▶ _Instructions for the task_
Return the records below exactly, leaving nothing out.

*** Opening Data shown ***

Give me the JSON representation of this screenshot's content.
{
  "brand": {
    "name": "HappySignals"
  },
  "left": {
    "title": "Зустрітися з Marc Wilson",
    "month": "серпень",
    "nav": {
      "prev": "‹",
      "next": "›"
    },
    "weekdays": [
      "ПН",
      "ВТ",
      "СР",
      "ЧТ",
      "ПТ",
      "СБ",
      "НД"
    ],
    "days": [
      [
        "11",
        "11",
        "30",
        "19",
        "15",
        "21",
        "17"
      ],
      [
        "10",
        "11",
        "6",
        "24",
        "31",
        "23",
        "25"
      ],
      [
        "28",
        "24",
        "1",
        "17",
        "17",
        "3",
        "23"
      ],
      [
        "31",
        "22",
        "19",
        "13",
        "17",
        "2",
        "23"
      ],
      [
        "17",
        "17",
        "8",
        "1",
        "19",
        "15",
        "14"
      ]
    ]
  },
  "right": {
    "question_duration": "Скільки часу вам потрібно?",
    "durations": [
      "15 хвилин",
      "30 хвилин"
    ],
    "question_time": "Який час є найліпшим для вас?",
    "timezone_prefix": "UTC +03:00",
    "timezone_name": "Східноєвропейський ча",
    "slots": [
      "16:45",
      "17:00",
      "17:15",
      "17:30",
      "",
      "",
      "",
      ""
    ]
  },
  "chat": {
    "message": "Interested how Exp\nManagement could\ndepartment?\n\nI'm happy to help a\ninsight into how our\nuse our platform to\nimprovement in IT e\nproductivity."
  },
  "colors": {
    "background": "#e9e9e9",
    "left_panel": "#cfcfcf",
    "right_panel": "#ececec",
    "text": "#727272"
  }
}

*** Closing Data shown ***

▶ _Answer to this exercise_
Give me the JSON representation of this screenshot's content.
{
  "brand": {
    "name": "HappySignals"
  },
  "left": {
    "title": "Зустрітися з Marc Wilson",
    "month": "серпень",
    "nav": {
      "prev": "‹",
      "next": "›"
    },
    "weekdays": [
      "ПН",
      "ВТ",
      "СР",
      "ЧТ",
      "ПТ",
      "СБ",
      "НД"
    ],
    "days": [
      [
        "11",
        "11",
        "30",
        "19",
        "15",
        "21",
        "17"
      ],
      [
        "10",
        "11",
        "6",
        "24",
        "31",
        "23",
        "25"
      ],
      [
        "28",
        "24",
        "1",
        "17",
        "17",
        "3",
        "23"
      ],
      [
        "31",
        "22",
        "19",
        "13",
        "17",
        "2",
        "23"
      ],
      [
        "17",
        "17",
        "8",
        "1",
        "19",
        "15",
        "14"
      ]
    ]
  },
  "right": {
    "question_duration": "Скільки часу вам потрібно?",
    "durations": [
      "15 хвилин",
      "30 хвилин"
    ],
    "question_time": "Який час є найліпшим для вас?",
    "timezone_prefix": "UTC +03:00",
    "timezone_name": "Східноєвропейський ча",
    "slots": [
      "16:45",
      "17:00",
      "17:15",
      "17:30",
      "",
      "",
      "",
      ""
    ]
  },
  "chat": {
    "message": "Interested how Exp\nManagement could\ndepartment?\n\nI'm happy to help a\ninsight into how our\nuse our platform to\nimprovement in IT e\nproductivity."
  },
  "colors": {
    "background": "#e9e9e9",
    "left_panel": "#cfcfcf",
    "right_panel": "#ececec",
    "text": "#727272"
  }
}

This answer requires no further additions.